Could you print the listing again exactly, omitting the pictures?

## Source records

++++++++

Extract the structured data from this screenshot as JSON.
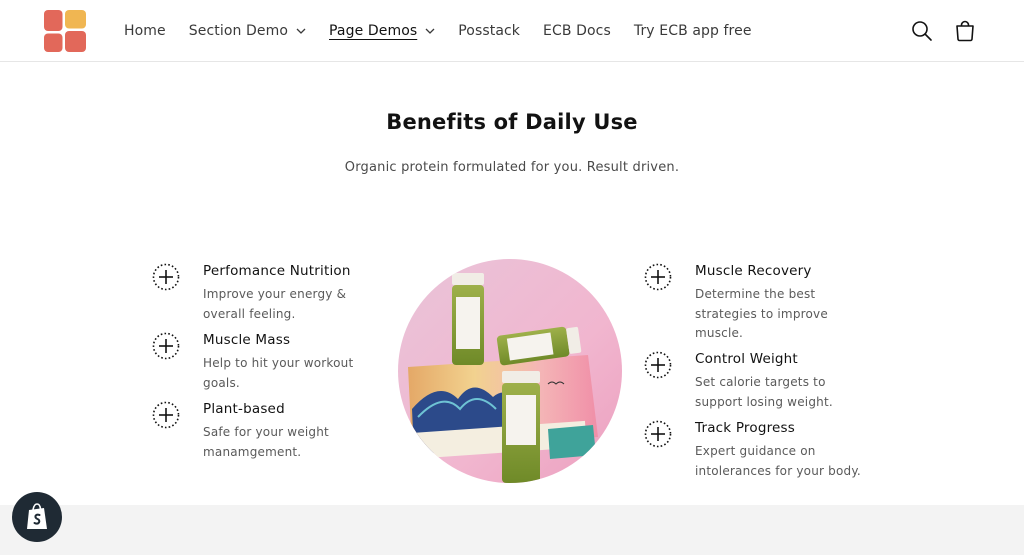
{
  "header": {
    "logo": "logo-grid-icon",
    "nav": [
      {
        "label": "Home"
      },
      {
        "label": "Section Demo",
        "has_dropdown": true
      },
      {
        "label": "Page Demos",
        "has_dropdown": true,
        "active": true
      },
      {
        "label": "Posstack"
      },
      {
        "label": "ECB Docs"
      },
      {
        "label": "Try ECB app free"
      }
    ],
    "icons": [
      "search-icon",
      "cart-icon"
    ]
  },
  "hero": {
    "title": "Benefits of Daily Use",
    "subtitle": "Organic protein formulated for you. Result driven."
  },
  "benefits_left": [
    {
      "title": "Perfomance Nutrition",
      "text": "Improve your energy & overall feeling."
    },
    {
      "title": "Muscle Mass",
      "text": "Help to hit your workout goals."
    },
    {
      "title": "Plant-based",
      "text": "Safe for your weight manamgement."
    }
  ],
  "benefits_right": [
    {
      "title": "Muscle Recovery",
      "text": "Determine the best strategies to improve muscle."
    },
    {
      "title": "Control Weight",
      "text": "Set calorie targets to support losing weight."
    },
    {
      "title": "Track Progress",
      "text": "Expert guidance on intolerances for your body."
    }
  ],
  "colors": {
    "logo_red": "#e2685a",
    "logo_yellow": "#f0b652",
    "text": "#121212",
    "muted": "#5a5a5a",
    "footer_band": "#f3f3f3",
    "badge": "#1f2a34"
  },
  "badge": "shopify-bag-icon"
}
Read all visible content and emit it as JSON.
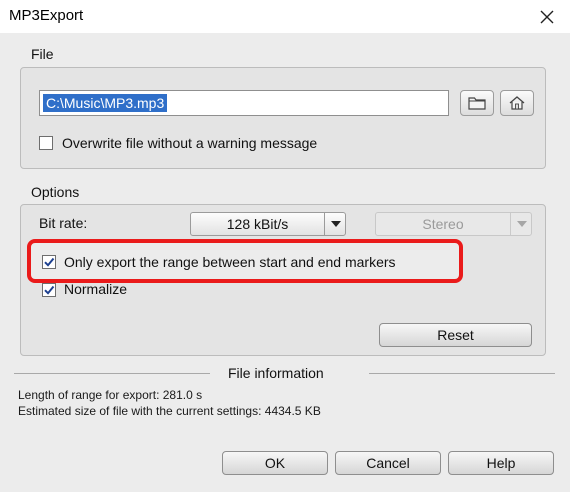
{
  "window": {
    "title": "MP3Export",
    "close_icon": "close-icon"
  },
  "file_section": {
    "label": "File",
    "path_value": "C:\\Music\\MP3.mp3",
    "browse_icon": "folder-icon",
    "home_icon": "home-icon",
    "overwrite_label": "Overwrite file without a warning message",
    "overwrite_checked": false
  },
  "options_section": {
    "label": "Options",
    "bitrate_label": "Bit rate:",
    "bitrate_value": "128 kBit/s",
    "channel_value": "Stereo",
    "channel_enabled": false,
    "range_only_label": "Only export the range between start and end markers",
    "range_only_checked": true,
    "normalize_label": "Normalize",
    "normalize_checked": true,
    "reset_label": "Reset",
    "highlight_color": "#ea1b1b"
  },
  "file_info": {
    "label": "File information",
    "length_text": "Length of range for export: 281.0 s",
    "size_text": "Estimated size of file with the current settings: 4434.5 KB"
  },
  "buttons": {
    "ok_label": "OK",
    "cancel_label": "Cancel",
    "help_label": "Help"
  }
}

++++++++

## Result below
Extract the structured data from this screenshot as JSON.
{
  "header": {
    "logo": "logo-grid-icon",
    "nav": [
      {
        "label": "Home"
      },
      {
        "label": "Section Demo",
        "has_dropdown": true
      },
      {
        "label": "Page Demos",
        "has_dropdown": true,
        "active": true
      },
      {
        "label": "Posstack"
      },
      {
        "label": "ECB Docs"
      },
      {
        "label": "Try ECB app free"
      }
    ],
    "icons": [
      "search-icon",
      "cart-icon"
    ]
  },
  "hero": {
    "title": "Benefits of Daily Use",
    "subtitle": "Organic protein formulated for you. Result driven."
  },
  "benefits_left": [
    {
      "title": "Perfomance Nutrition",
      "text": "Improve your energy & overall feeling."
    },
    {
      "title": "Muscle Mass",
      "text": "Help to hit your workout goals."
    },
    {
      "title": "Plant-based",
      "text": "Safe for your weight manamgement."
    }
  ],
  "benefits_right": [
    {
      "title": "Muscle Recovery",
      "text": "Determine the best strategies to improve muscle."
    },
    {
      "title": "Control Weight",
      "text": "Set calorie targets to support losing weight."
    },
    {
      "title": "Track Progress",
      "text": "Expert guidance on intolerances for your body."
    }
  ],
  "colors": {
    "logo_red": "#e2685a",
    "logo_yellow": "#f0b652",
    "text": "#121212",
    "muted": "#5a5a5a",
    "footer_band": "#f3f3f3",
    "badge": "#1f2a34"
  },
  "badge": "shopify-bag-icon"
}
Read all visible content and emit it as JSON.
{
  "window": {
    "title": "MP3Export",
    "close_icon": "close-icon"
  },
  "file_section": {
    "label": "File",
    "path_value": "C:\\Music\\MP3.mp3",
    "browse_icon": "folder-icon",
    "home_icon": "home-icon",
    "overwrite_label": "Overwrite file without a warning message",
    "overwrite_checked": false
  },
  "options_section": {
    "label": "Options",
    "bitrate_label": "Bit rate:",
    "bitrate_value": "128 kBit/s",
    "channel_value": "Stereo",
    "channel_enabled": false,
    "range_only_label": "Only export the range between start and end markers",
    "range_only_checked": true,
    "normalize_label": "Normalize",
    "normalize_checked": true,
    "reset_label": "Reset",
    "highlight_color": "#ea1b1b"
  },
  "file_info": {
    "label": "File information",
    "length_text": "Length of range for export: 281.0 s",
    "size_text": "Estimated size of file with the current settings: 4434.5 KB"
  },
  "buttons": {
    "ok_label": "OK",
    "cancel_label": "Cancel",
    "help_label": "Help"
  }
}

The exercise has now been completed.